● Prompt
The data below should be copied out exactly, with its pictures omitted.

━━━━━━━━━━━━━━━━━━━━

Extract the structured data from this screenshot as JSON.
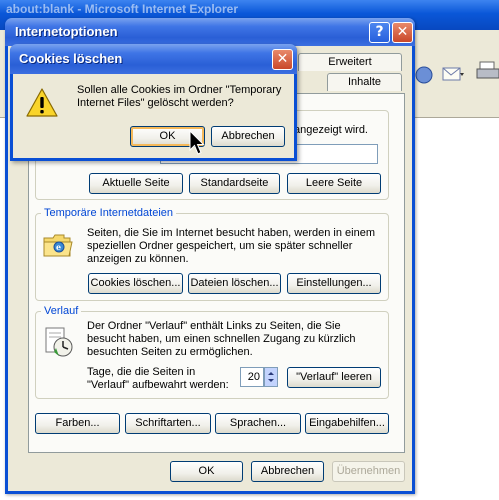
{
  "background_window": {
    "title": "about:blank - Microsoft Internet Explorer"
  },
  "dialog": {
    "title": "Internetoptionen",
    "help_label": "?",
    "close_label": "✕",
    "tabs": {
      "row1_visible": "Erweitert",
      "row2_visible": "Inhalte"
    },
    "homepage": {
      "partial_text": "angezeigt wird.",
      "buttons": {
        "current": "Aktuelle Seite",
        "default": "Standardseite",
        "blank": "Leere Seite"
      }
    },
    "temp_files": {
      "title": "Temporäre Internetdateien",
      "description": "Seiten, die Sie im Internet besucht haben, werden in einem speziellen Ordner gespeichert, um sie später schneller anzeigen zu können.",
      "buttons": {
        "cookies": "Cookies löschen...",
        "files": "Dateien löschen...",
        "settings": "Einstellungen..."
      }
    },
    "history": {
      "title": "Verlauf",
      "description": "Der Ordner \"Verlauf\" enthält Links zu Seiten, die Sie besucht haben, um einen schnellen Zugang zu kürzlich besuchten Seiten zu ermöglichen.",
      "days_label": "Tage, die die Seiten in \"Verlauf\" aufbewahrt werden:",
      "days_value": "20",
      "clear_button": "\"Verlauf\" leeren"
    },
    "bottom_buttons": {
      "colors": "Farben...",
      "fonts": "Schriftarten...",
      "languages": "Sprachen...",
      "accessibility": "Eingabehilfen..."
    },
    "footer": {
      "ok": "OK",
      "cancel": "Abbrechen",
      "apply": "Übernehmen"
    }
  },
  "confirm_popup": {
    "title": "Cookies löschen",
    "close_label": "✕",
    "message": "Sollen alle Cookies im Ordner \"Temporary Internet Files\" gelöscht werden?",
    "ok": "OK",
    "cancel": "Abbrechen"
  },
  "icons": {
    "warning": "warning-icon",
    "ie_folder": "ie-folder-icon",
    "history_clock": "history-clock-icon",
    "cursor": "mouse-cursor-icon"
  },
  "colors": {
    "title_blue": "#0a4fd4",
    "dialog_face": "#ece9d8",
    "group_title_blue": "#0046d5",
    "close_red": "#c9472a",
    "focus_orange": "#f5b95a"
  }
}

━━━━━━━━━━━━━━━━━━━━

● Answer
Extract the structured data from this screenshot as JSON.
{
  "background_window": {
    "title": "about:blank - Microsoft Internet Explorer"
  },
  "dialog": {
    "title": "Internetoptionen",
    "help_label": "?",
    "close_label": "✕",
    "tabs": {
      "row1_visible": "Erweitert",
      "row2_visible": "Inhalte"
    },
    "homepage": {
      "partial_text": "angezeigt wird.",
      "buttons": {
        "current": "Aktuelle Seite",
        "default": "Standardseite",
        "blank": "Leere Seite"
      }
    },
    "temp_files": {
      "title": "Temporäre Internetdateien",
      "description": "Seiten, die Sie im Internet besucht haben, werden in einem speziellen Ordner gespeichert, um sie später schneller anzeigen zu können.",
      "buttons": {
        "cookies": "Cookies löschen...",
        "files": "Dateien löschen...",
        "settings": "Einstellungen..."
      }
    },
    "history": {
      "title": "Verlauf",
      "description": "Der Ordner \"Verlauf\" enthält Links zu Seiten, die Sie besucht haben, um einen schnellen Zugang zu kürzlich besuchten Seiten zu ermöglichen.",
      "days_label": "Tage, die die Seiten in \"Verlauf\" aufbewahrt werden:",
      "days_value": "20",
      "clear_button": "\"Verlauf\" leeren"
    },
    "bottom_buttons": {
      "colors": "Farben...",
      "fonts": "Schriftarten...",
      "languages": "Sprachen...",
      "accessibility": "Eingabehilfen..."
    },
    "footer": {
      "ok": "OK",
      "cancel": "Abbrechen",
      "apply": "Übernehmen"
    }
  },
  "confirm_popup": {
    "title": "Cookies löschen",
    "close_label": "✕",
    "message": "Sollen alle Cookies im Ordner \"Temporary Internet Files\" gelöscht werden?",
    "ok": "OK",
    "cancel": "Abbrechen"
  },
  "icons": {
    "warning": "warning-icon",
    "ie_folder": "ie-folder-icon",
    "history_clock": "history-clock-icon",
    "cursor": "mouse-cursor-icon"
  },
  "colors": {
    "title_blue": "#0a4fd4",
    "dialog_face": "#ece9d8",
    "group_title_blue": "#0046d5",
    "close_red": "#c9472a",
    "focus_orange": "#f5b95a"
  }
}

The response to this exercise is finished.